So how exactly does meditation pump up the brain and accomplish all of these wonderful things? “People normally lose about 10,000 brain cells a day, which can lead to a thinning of the cortex — a layer around the outside of the brain,” Hanson explains. “As we age, this cortical thinning causes us to get slower and start forgetting stuff, among other effects. But research shows that people who routinely practice meditation did not have a thinner cortex in those three key brain areas that affect memory, sense of self, stress, anxiety and even depression. They used it, so they did not lose it.”
The research Hanson is referring to includes a study published in Psychiatry Research: Neuroimaging. Researchers examined two groups — one wherein subjects meditated for 30 minutes a day over an eight-week period, and one wherein they didn’t meditate at all — and used MRI brain scans to measure the before and after state of each participant’s brain. What they found is that those who meditated experienced substantial increases in gray-matter density in the hippocampus, insula and prefrontal cortex, while simultaneously seeing a decrease in gray matter in the amygdala, an area of the brain closely tied to stress and anxiety. (Hanson calls it “the alarm bell of the brain.”) Those who didn’t meditate saw no significant change in gray matter.
What’s more, Hanson says that regular meditation has been shown to reduce stress-inducing cortisol levels in the brain and — when used in conjunction with psychotherapy — to prevent relapse in those battling serious depression. “Major depression usually comes in episodes, and once you get through an episode, you obviously don’t want to have another one,” he says. “Mindfulness-based cognitive therapy for depression is very effective for reducing relapse — even better than medication.”

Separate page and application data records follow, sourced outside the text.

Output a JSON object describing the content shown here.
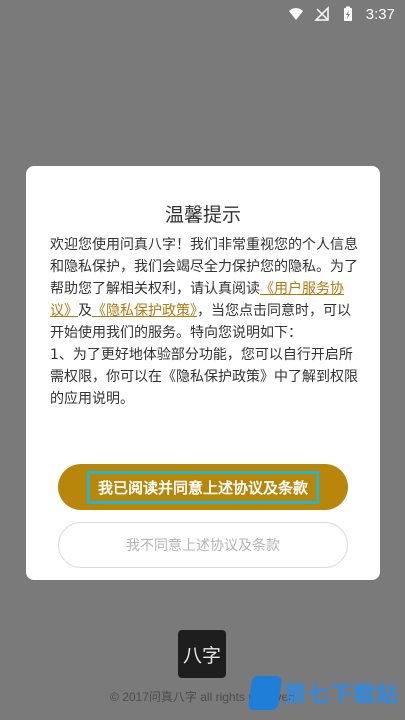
{
  "status_bar": {
    "time": "3:37",
    "icons": [
      "wifi-icon",
      "no-signal-icon",
      "battery-charging-icon"
    ]
  },
  "dialog": {
    "title": "温馨提示",
    "body": {
      "p1_prefix": "欢迎您使用问真八字！我们非常重视您的个人信息和隐私保护，我们会竭尽全力保护您的隐私。为了帮助您了解相关权利，请认真阅读",
      "link_agreement": "《用户服务协议》",
      "conj": "及",
      "link_privacy": "《隐私保护政策》",
      "p1_suffix": "，当您点击同意时，可以开始使用我们的服务。特向您说明如下：",
      "p2": "1、为了更好地体验部分功能，您可以自行开启所需权限，你可以在《隐私保护政策》中了解到权限的应用说明。"
    },
    "agree_label": "我已阅读并同意上述协议及条款",
    "disagree_label": "我不同意上述协议及条款"
  },
  "footer": {
    "logo_text": "八字",
    "copyright": "© 2017问真八字 all rights reserved"
  },
  "watermark": {
    "text": "第七下载站"
  },
  "colors": {
    "overlay": "#7a7a7a",
    "accent": "#b8860b",
    "link": "#b07a10",
    "highlight_frame": "#29b4c8"
  }
}
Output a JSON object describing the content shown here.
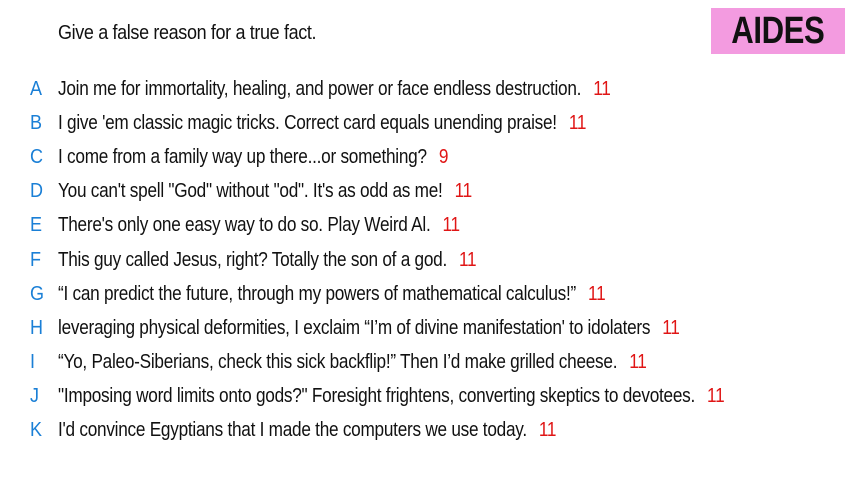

OK, now that we’ve established that meditation can have concrete physiological benefits, how exactly does one go about, you know, doing it? Here are a few pointers:
1. Start small. Just as you wouldn’t want to run 15 miles on your first day of marathon training, you probably won’t want to meditate for three hours straight right off the bat. “Commit to one minute a day, and do it, and make it real,” says Hanson.
2. Keep it simple. As for what to do during that minute of meditation, “pick something like a saying or a mantra or maybe [focusing on] the sensations of breath,” suggests Hanson. “While you’re grounded in the present with the object of your attention, you’re aware of what’s flying through your mind, but you’re just disengaging from it. You’re not chasing after what’s pleasant or struggling with what’s unpleasant. Instead of being in the movie, you’re watching the movie.”
3. Add minutes. Gradually increase the amount of time you spend meditating to two 10-20 minute sessions a day, one in the morning and another at night before bed. “You can even do it on the subway or bus during your commute,” suggests Hanson.
Meditating and commuting at the same time? Sounds like a multitasker’s dream.